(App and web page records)
^^^^^^^^
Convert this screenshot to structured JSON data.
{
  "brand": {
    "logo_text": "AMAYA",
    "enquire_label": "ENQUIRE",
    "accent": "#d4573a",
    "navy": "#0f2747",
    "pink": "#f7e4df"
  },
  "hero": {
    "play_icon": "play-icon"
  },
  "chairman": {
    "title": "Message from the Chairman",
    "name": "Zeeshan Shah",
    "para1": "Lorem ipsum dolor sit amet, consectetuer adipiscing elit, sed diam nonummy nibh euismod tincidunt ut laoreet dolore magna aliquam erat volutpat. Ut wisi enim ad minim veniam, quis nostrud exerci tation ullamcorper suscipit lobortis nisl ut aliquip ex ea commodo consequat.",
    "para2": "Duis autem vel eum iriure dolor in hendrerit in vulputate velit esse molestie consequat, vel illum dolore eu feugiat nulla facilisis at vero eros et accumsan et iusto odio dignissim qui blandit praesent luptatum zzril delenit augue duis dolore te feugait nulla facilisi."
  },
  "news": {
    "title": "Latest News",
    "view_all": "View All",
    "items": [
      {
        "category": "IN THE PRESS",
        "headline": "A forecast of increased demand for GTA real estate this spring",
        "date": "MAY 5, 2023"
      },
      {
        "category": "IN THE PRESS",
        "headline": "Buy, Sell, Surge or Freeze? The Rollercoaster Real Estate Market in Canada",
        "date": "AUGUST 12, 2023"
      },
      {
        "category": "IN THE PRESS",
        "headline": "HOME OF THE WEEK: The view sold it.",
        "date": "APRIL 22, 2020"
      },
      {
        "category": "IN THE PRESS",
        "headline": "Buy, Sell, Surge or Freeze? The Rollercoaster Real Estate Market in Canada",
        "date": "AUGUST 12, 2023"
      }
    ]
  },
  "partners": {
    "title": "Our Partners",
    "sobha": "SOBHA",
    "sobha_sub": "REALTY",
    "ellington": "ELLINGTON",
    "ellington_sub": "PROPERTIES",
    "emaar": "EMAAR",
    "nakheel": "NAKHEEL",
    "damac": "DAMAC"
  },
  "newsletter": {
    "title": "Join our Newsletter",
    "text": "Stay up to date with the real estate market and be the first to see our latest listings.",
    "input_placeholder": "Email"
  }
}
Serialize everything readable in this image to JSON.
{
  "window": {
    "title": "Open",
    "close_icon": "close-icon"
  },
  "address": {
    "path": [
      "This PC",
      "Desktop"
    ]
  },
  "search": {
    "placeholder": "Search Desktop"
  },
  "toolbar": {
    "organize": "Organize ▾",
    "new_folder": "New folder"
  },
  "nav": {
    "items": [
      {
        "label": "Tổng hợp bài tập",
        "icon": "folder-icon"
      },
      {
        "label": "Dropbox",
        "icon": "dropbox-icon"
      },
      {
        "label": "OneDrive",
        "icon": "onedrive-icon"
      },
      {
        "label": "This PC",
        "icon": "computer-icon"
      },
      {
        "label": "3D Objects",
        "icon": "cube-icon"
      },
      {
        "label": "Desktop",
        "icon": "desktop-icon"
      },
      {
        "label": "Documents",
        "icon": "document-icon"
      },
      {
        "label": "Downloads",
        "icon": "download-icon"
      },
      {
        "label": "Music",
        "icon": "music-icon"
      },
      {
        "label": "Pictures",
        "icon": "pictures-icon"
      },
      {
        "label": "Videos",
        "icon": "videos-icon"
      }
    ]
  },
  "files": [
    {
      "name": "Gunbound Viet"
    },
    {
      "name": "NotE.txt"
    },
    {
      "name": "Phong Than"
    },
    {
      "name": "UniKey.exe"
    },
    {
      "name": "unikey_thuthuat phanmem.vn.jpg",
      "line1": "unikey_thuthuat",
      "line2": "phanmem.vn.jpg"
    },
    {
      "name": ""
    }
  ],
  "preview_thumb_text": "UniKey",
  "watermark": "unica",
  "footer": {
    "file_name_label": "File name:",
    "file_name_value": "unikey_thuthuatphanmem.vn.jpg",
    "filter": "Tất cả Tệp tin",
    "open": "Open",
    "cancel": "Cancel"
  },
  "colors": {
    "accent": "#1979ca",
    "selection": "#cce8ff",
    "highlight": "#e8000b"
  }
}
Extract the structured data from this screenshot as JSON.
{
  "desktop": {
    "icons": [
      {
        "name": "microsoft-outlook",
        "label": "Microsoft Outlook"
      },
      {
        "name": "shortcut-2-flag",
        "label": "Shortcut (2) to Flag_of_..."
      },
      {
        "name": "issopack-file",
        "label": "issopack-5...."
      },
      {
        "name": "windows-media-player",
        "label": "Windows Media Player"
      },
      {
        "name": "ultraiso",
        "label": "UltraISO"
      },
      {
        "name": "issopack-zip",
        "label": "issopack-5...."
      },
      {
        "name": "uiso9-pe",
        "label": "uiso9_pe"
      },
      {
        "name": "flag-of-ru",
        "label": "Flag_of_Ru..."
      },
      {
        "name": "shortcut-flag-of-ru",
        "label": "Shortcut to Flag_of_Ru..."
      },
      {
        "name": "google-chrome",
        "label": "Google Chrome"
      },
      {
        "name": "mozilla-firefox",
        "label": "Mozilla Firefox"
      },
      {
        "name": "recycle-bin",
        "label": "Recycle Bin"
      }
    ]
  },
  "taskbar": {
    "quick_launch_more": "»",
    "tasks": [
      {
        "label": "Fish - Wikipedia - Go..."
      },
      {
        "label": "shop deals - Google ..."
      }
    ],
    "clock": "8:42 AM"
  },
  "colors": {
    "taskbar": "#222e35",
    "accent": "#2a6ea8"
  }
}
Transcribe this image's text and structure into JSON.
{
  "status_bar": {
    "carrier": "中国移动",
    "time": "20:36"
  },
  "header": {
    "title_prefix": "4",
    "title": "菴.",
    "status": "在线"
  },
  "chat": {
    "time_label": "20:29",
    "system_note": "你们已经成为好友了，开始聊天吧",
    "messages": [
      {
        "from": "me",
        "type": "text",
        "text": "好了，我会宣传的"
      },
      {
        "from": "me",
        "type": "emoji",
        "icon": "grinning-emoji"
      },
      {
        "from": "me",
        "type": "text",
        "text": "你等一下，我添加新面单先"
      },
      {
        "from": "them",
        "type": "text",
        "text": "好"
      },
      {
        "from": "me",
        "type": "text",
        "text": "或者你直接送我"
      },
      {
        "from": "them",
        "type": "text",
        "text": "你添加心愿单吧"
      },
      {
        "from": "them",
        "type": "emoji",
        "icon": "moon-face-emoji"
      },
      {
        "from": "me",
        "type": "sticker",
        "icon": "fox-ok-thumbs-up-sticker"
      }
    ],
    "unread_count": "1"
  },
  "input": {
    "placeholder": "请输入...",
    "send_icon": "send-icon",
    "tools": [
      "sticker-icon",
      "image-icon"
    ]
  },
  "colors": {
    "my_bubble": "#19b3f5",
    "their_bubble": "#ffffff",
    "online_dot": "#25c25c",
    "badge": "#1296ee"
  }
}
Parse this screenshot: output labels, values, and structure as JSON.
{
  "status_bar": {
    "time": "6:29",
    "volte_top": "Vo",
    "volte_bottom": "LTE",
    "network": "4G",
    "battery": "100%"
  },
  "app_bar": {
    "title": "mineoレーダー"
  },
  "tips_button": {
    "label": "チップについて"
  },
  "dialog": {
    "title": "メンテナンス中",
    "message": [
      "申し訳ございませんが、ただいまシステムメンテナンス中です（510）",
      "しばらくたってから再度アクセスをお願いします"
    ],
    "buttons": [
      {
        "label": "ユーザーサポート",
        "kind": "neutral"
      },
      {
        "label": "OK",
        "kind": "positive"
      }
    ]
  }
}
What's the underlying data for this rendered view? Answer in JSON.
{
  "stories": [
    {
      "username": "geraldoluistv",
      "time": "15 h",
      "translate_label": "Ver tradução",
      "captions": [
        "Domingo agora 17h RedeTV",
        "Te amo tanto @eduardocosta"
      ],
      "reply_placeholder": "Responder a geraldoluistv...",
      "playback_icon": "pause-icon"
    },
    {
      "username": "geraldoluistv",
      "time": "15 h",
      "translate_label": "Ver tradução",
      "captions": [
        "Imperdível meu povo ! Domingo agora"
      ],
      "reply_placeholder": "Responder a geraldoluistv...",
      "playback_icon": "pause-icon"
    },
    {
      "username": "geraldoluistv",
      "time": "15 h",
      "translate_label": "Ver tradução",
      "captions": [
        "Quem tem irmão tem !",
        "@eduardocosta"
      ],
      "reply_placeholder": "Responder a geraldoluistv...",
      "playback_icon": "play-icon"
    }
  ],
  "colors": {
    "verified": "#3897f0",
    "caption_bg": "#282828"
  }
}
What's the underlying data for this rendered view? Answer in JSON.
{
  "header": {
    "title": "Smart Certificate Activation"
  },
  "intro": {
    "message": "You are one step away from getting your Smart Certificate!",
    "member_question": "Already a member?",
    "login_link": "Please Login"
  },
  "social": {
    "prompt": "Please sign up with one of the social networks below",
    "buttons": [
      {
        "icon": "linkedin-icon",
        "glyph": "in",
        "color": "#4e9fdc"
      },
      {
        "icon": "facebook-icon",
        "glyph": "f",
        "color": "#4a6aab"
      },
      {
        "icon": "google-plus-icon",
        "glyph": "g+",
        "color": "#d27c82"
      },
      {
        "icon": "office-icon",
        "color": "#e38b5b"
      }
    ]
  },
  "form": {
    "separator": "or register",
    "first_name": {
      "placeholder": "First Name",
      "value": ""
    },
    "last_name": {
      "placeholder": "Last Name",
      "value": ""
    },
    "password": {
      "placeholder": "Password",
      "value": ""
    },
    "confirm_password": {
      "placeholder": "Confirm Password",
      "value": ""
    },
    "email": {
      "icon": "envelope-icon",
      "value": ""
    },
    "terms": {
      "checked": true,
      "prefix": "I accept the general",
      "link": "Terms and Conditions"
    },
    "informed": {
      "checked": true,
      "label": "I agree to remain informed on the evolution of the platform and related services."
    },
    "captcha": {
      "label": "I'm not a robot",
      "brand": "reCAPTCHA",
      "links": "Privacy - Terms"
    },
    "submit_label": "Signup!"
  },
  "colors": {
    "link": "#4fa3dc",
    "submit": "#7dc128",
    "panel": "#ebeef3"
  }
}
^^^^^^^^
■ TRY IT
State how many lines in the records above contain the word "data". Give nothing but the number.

■ TASK RESULT
4